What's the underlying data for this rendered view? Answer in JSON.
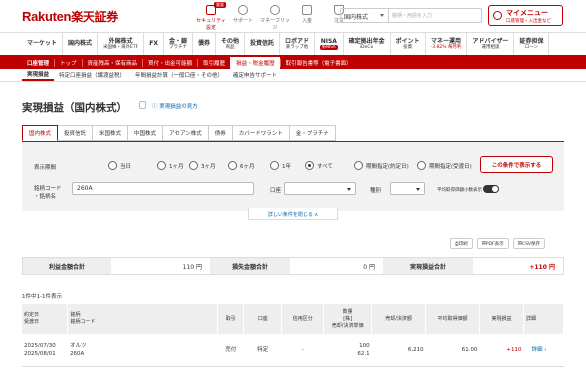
{
  "header": {
    "logo_latin": "Rakuten",
    "logo_ja": "楽天証券",
    "icons": [
      {
        "label": "セキュリティ設定",
        "badge": "重要"
      },
      {
        "label": "サポート"
      },
      {
        "label": "マネーブリッジ"
      },
      {
        "label": "入金"
      },
      {
        "label": "注文"
      }
    ],
    "search_select": "国内株式",
    "search_placeholder": "銘柄・用語を入力",
    "mymenu_title": "マイメニュー",
    "mymenu_sub": "口座管理・入出金など"
  },
  "gnav": [
    {
      "label": "マーケット"
    },
    {
      "label": "国内株式"
    },
    {
      "label": "外国株式",
      "sub": "米国株・海外ETF"
    },
    {
      "label": "FX"
    },
    {
      "label": "金・銀",
      "sub": "プラチナ"
    },
    {
      "label": "債券"
    },
    {
      "label": "その他",
      "sub": "商品"
    },
    {
      "label": "投資信託"
    },
    {
      "label": "ロボアド",
      "sub": "楽ラップ他"
    },
    {
      "label": "NISA",
      "sub": "新NISA"
    },
    {
      "label": "確定拠出年金",
      "sub": "iDeCo"
    },
    {
      "label": "ポイント",
      "sub": "投資"
    },
    {
      "label": "マネー運用",
      "sub": "-3.82% 毎月利"
    },
    {
      "label": "アドバイザー",
      "sub": "運用相談"
    },
    {
      "label": "証券担保",
      "sub": "ローン"
    }
  ],
  "subnav": {
    "title": "口座管理",
    "items": [
      "トップ",
      "資産残高・保有商品",
      "買付・出金可能額",
      "取引履歴",
      "損益・税金履歴",
      "取引報告書等（電子書面）"
    ],
    "active": 4
  },
  "tabs3": {
    "items": [
      "実現損益",
      "特定口座損益（譲渡益税）",
      "年間損益計算（一般口座・その他）",
      "確定申告サポート"
    ],
    "active": 0
  },
  "page": {
    "title": "実現損益（国内株式）",
    "help_link": "実現損益の見方"
  },
  "mtabs": {
    "items": [
      "国内株式",
      "投資信託",
      "米国株式",
      "中国株式",
      "アセアン株式",
      "債券",
      "カバードワラント",
      "金・プラチナ"
    ],
    "active": 0
  },
  "filters": {
    "period_label": "表示期間",
    "periods": [
      "当日",
      "1ヶ月",
      "3ヶ月",
      "6ヶ月",
      "1年",
      "すべて",
      "期間指定(約定日)",
      "期間指定(受渡日)"
    ],
    "period_selected": 5,
    "code_label_1": "銘柄コード",
    "code_label_2": "・銘柄名",
    "code_value": "260A",
    "account_label": "口座",
    "kind_label": "種別",
    "decimal_label": "平均取得価額小数表示",
    "submit_label": "この条件で表示する",
    "more_label": "詳しい条件を閉じる ∧"
  },
  "tools": [
    "印刷",
    "PDF表示",
    "CSV保存"
  ],
  "summary": {
    "profit_label": "利益金額合計",
    "profit_value": "110 円",
    "loss_label": "損失金額合計",
    "loss_value": "0 円",
    "realized_label": "実現損益合計",
    "realized_value": "+110 円"
  },
  "count_text": "1件中1-1件表示",
  "table": {
    "headers": [
      "約定日\n受渡日",
      "銘柄\n銘柄コード",
      "取引",
      "口座",
      "信用区分",
      "数量\n[株]\n売却/決済単価",
      "売却/決済額",
      "平均取得価額",
      "実現損益",
      "詳細"
    ],
    "rows": [
      {
        "trade_date": "2025/07/30",
        "settle_date": "2025/08/01",
        "name": "オルツ",
        "code": "260A",
        "type": "売付",
        "account": "特定",
        "margin": "-",
        "qty": "100",
        "price": "62.1",
        "amount": "6,210",
        "avg": "61.00",
        "pl": "+110",
        "detail": "詳細"
      }
    ]
  },
  "colors": {
    "accent": "#bf0000"
  }
}
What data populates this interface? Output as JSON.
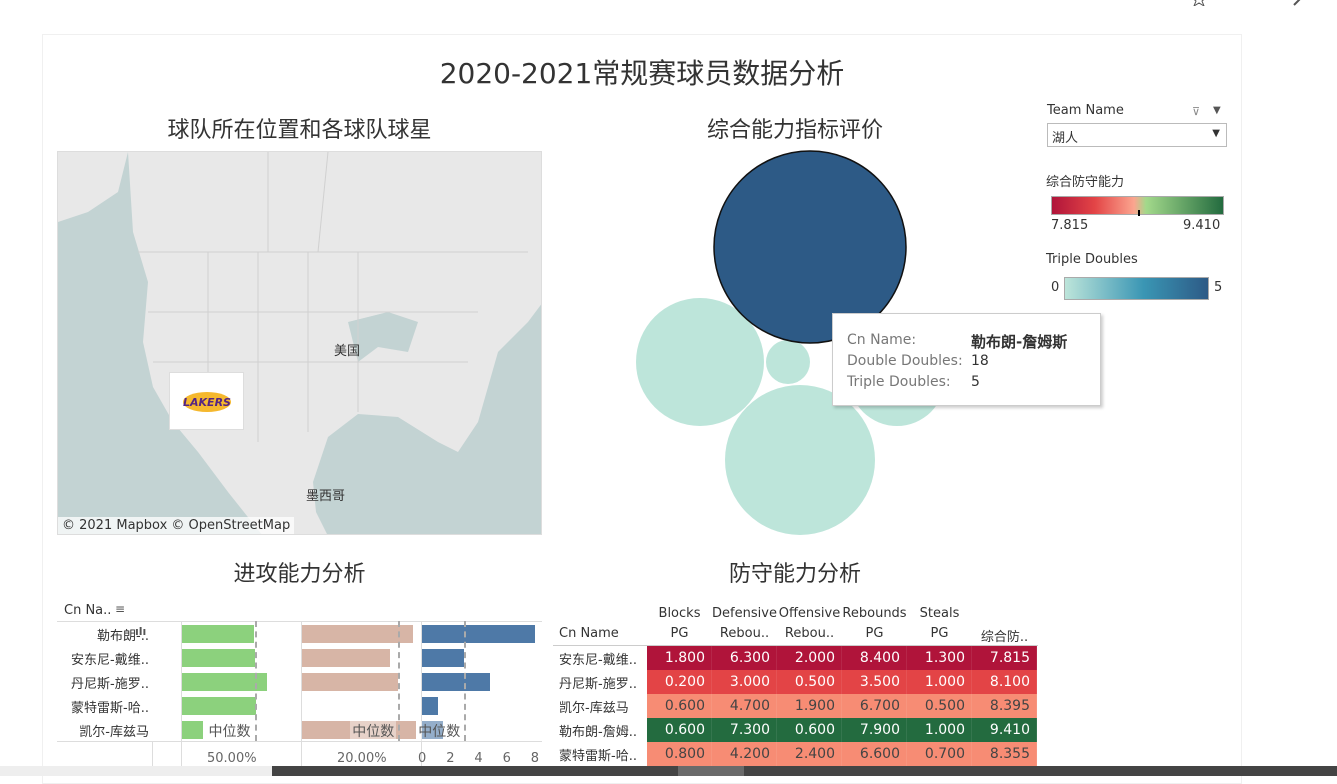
{
  "title": "2020-2021常规赛球员数据分析",
  "toolbar": {
    "icons": [
      "star-icon",
      "edit-icon"
    ]
  },
  "map": {
    "title": "球队所在位置和各球队球星",
    "labels": {
      "usa": "美国",
      "mexico": "墨西哥"
    },
    "credit": "© 2021 Mapbox  © OpenStreetMap",
    "logo": "LAKERS",
    "colors": {
      "water": "#c3d3d3",
      "land": "#e8e8e8"
    }
  },
  "bubble": {
    "title": "综合能力指标评价",
    "colors": {
      "low": "#bde5da",
      "high": "#2d5a86"
    },
    "tooltip": {
      "k1": "Cn Name:",
      "v1": "勒布朗-詹姆斯",
      "k2": "Double Doubles:",
      "v2": "18",
      "k3": "Triple Doubles:",
      "v3": "5"
    }
  },
  "filter": {
    "label": "Team Name",
    "value": "湖人"
  },
  "legend_def": {
    "title": "综合防守能力",
    "min": "7.815",
    "max": "9.410",
    "colors": [
      "#b0143a",
      "#e34446",
      "#fba58f",
      "#a3d98b",
      "#236b3f"
    ]
  },
  "legend_td": {
    "title": "Triple Doubles",
    "min": "0",
    "max": "5",
    "colors": [
      "#bde5da",
      "#3a96b4",
      "#2d5a86"
    ]
  },
  "offense": {
    "title": "进攻能力分析",
    "header": "Cn Na..",
    "median_label": "中位数",
    "names": [
      "勒布朗-..",
      "安东尼-戴维..",
      "丹尼斯-施罗..",
      "蒙特雷斯-哈..",
      "凯尔-库兹马"
    ],
    "axis1": "50.00%",
    "axis2": "20.00%",
    "axis3": [
      "0",
      "2",
      "4",
      "6",
      "8"
    ],
    "s1": {
      "values": [
        71.7,
        73.0,
        84.7,
        73.7,
        20.7
      ],
      "median": 72.5,
      "color": "#8cd17d"
    },
    "s2": {
      "values": [
        36.9,
        29.3,
        32.1,
        0,
        37.9
      ],
      "median": 32.1,
      "color": "#d7b5a6"
    },
    "s3": {
      "values": [
        8.0,
        3.0,
        4.8,
        1.1,
        1.5
      ],
      "median": 3.0,
      "color": "#4e79a7"
    }
  },
  "defense": {
    "title": "防守能力分析",
    "headers": [
      [
        "",
        "Cn Name"
      ],
      [
        "Blocks",
        "PG"
      ],
      [
        "Defensive",
        "Rebou.."
      ],
      [
        "Offensive",
        "Rebou.."
      ],
      [
        "Rebounds",
        "PG"
      ],
      [
        "Steals",
        "PG"
      ],
      [
        "",
        "综合防.."
      ]
    ],
    "rows": [
      {
        "name": "安东尼-戴维..",
        "vals": [
          "1.800",
          "6.300",
          "2.000",
          "8.400",
          "1.300",
          "7.815"
        ],
        "color": "#b0143a",
        "fg": "#fff"
      },
      {
        "name": "丹尼斯-施罗..",
        "vals": [
          "0.200",
          "3.000",
          "0.500",
          "3.500",
          "1.000",
          "8.100"
        ],
        "color": "#e34446",
        "fg": "#fff"
      },
      {
        "name": "凯尔-库兹马",
        "vals": [
          "0.600",
          "4.700",
          "1.900",
          "6.700",
          "0.500",
          "8.395"
        ],
        "color": "#f78c74",
        "fg": "#444"
      },
      {
        "name": "勒布朗-詹姆..",
        "vals": [
          "0.600",
          "7.300",
          "0.600",
          "7.900",
          "1.000",
          "9.410"
        ],
        "color": "#236b3f",
        "fg": "#fff"
      },
      {
        "name": "蒙特雷斯-哈..",
        "vals": [
          "0.800",
          "4.200",
          "2.400",
          "6.600",
          "0.700",
          "8.355"
        ],
        "color": "#f78c74",
        "fg": "#444"
      }
    ]
  }
}
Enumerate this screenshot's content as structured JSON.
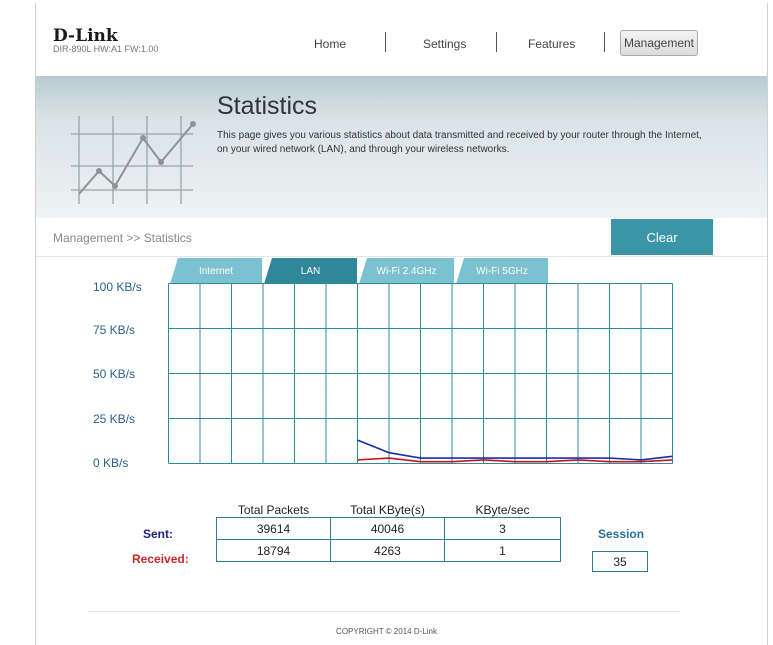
{
  "brand": {
    "logo": "D-Link",
    "model_info": "DIR-890L   HW:A1   FW:1.00"
  },
  "nav": {
    "home": "Home",
    "settings": "Settings",
    "features": "Features",
    "management": "Management"
  },
  "banner": {
    "title": "Statistics",
    "description": "This page gives you various statistics about data transmitted and received by your router through the Internet, on your wired network (LAN), and through your wireless networks."
  },
  "breadcrumb": "Management >> Statistics",
  "clear_label": "Clear",
  "tabs": [
    {
      "label": "Internet",
      "active": false
    },
    {
      "label": "LAN",
      "active": true
    },
    {
      "label": "Wi-Fi 2.4GHz",
      "active": false
    },
    {
      "label": "Wi-Fi 5GHz",
      "active": false
    }
  ],
  "chart_data": {
    "type": "line",
    "ytick_labels": [
      "100 KB/s",
      "75 KB/s",
      "50 KB/s",
      "25 KB/s",
      "0 KB/s"
    ],
    "ylim": [
      0,
      100
    ],
    "grid": true,
    "x": [
      6,
      7,
      8,
      9,
      10,
      11,
      12,
      13,
      14,
      15,
      16
    ],
    "xlim": [
      0,
      16
    ],
    "series": [
      {
        "name": "Sent",
        "color": "#1a2ea8",
        "values": [
          13,
          6,
          3,
          3,
          3,
          3,
          3,
          3,
          3,
          2,
          4
        ]
      },
      {
        "name": "Received",
        "color": "#c4161c",
        "values": [
          2,
          3,
          1,
          1,
          2,
          1,
          1,
          2,
          1,
          1,
          2
        ]
      }
    ]
  },
  "stats_table": {
    "headers": [
      "Total Packets",
      "Total KByte(s)",
      "KByte/sec"
    ],
    "sent": {
      "label": "Sent:",
      "color": "#1a237e",
      "values": [
        "39614",
        "40046",
        "3"
      ]
    },
    "received": {
      "label": "Received:",
      "color": "#c62828",
      "values": [
        "18794",
        "4263",
        "1"
      ]
    }
  },
  "session": {
    "label": "Session",
    "value": "35"
  },
  "footer": "COPYRIGHT © 2014 D-Link"
}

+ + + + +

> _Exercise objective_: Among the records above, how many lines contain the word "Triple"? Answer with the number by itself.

> _Result for this task_: 2